§ Task brief
Find every line with the string "heading" in the material below and copy it.

§ Data shown
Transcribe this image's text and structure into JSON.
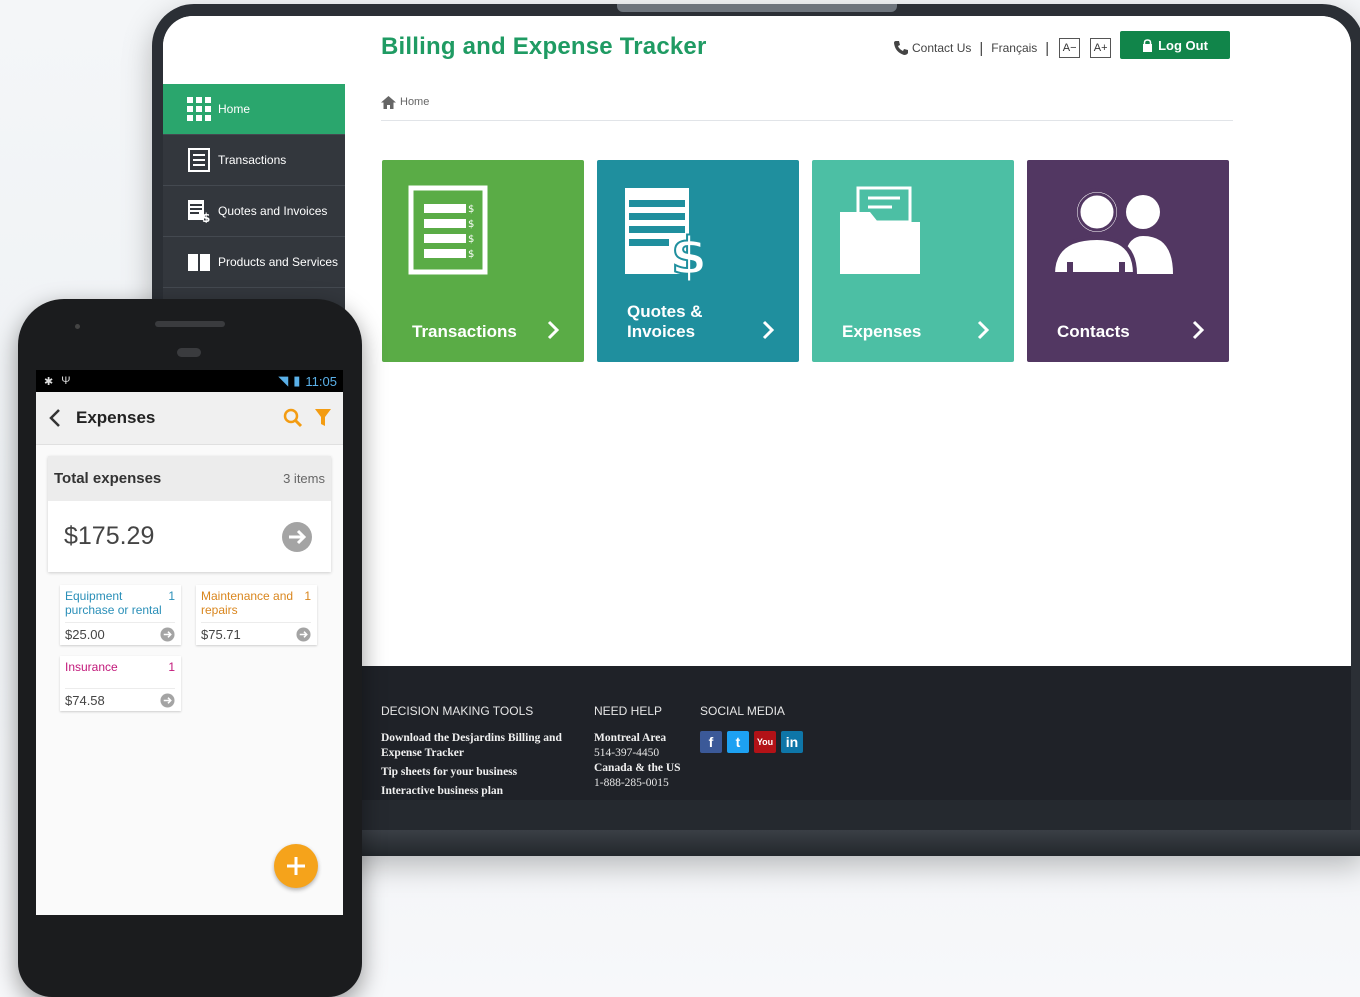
{
  "desktop": {
    "title": "Billing and Expense Tracker",
    "header": {
      "contact": "Contact Us",
      "language": "Français",
      "font_decrease": "A−",
      "font_increase": "A+",
      "logout": "Log Out"
    },
    "sidebar": {
      "items": [
        {
          "label": "Home",
          "icon": "grid-icon"
        },
        {
          "label": "Transactions",
          "icon": "list-icon"
        },
        {
          "label": "Quotes and Invoices",
          "icon": "invoice-icon"
        },
        {
          "label": "Products and Services",
          "icon": "book-icon"
        }
      ]
    },
    "breadcrumb": "Home",
    "tiles": [
      {
        "label": "Transactions",
        "color": "#5aac46",
        "icon": "ledger-icon"
      },
      {
        "label_line1": "Quotes &",
        "label_line2": "Invoices",
        "color": "#1f8f9e",
        "icon": "invoice-dollar-icon"
      },
      {
        "label": "Expenses",
        "color": "#4cbfa4",
        "icon": "folder-icon"
      },
      {
        "label": "Contacts",
        "color": "#523762",
        "icon": "contacts-icon"
      }
    ],
    "footer": {
      "tools": {
        "heading": "DECISION MAKING TOOLS",
        "links": [
          "Download the Desjardins Billing and Expense Tracker",
          "Tip sheets for your business",
          "Interactive business plan"
        ]
      },
      "help": {
        "heading": "NEED HELP",
        "area1": "Montreal Area",
        "phone1": "514-397-4450",
        "area2": "Canada & the US",
        "phone2": "1-888-285-0015"
      },
      "social": {
        "heading": "SOCIAL MEDIA",
        "networks": [
          {
            "glyph": "f",
            "color": "#3b5998",
            "icon": "facebook-icon"
          },
          {
            "glyph": "t",
            "color": "#1da1f2",
            "icon": "twitter-icon"
          },
          {
            "glyph": "You",
            "color": "#b31217",
            "icon": "youtube-icon"
          },
          {
            "glyph": "in",
            "color": "#0e76a8",
            "icon": "linkedin-icon"
          }
        ]
      }
    }
  },
  "mobile": {
    "status": {
      "time": "11:05"
    },
    "toolbar": {
      "title": "Expenses"
    },
    "total": {
      "label": "Total expenses",
      "count": "3 items",
      "amount": "$175.29"
    },
    "categories": [
      {
        "name": "Equipment purchase or rental",
        "count": "1",
        "amount": "$25.00",
        "color": "#2a8fb8"
      },
      {
        "name": "Maintenance and repairs",
        "count": "1",
        "amount": "$75.71",
        "color": "#d9861e"
      },
      {
        "name": "Insurance",
        "count": "1",
        "amount": "$74.58",
        "color": "#c2187a"
      }
    ]
  }
}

§ Written response
        "heading": "DECISION MAKING TOOLS",
        "heading": "NEED HELP",
        "heading": "SOCIAL MEDIA",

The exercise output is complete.